Segment Open

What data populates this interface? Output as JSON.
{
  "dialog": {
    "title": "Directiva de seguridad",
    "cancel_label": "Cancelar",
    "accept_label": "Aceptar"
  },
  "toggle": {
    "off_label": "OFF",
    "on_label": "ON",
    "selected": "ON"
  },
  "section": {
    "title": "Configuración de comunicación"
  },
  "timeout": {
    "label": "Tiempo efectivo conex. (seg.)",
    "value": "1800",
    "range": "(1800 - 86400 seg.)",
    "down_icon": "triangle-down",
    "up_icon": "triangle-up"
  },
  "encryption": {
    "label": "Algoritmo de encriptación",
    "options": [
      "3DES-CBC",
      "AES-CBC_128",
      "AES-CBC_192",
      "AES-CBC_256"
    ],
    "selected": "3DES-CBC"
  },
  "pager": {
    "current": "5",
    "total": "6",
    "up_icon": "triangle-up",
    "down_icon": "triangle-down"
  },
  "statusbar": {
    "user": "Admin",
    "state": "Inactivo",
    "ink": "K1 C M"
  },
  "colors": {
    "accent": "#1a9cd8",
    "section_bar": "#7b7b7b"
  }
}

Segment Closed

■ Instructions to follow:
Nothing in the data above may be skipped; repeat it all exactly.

■ Response to the task:
What data populates this interface? Output as JSON.
{
  "dialog": {
    "title": "Directiva de seguridad",
    "cancel_label": "Cancelar",
    "accept_label": "Aceptar"
  },
  "toggle": {
    "off_label": "OFF",
    "on_label": "ON",
    "selected": "ON"
  },
  "section": {
    "title": "Configuración de comunicación"
  },
  "timeout": {
    "label": "Tiempo efectivo conex. (seg.)",
    "value": "1800",
    "range": "(1800 - 86400 seg.)",
    "down_icon": "triangle-down",
    "up_icon": "triangle-up"
  },
  "encryption": {
    "label": "Algoritmo de encriptación",
    "options": [
      "3DES-CBC",
      "AES-CBC_128",
      "AES-CBC_192",
      "AES-CBC_256"
    ],
    "selected": "3DES-CBC"
  },
  "pager": {
    "current": "5",
    "total": "6",
    "up_icon": "triangle-up",
    "down_icon": "triangle-down"
  },
  "statusbar": {
    "user": "Admin",
    "state": "Inactivo",
    "ink": "K1 C M"
  },
  "colors": {
    "accent": "#1a9cd8",
    "section_bar": "#7b7b7b"
  }
}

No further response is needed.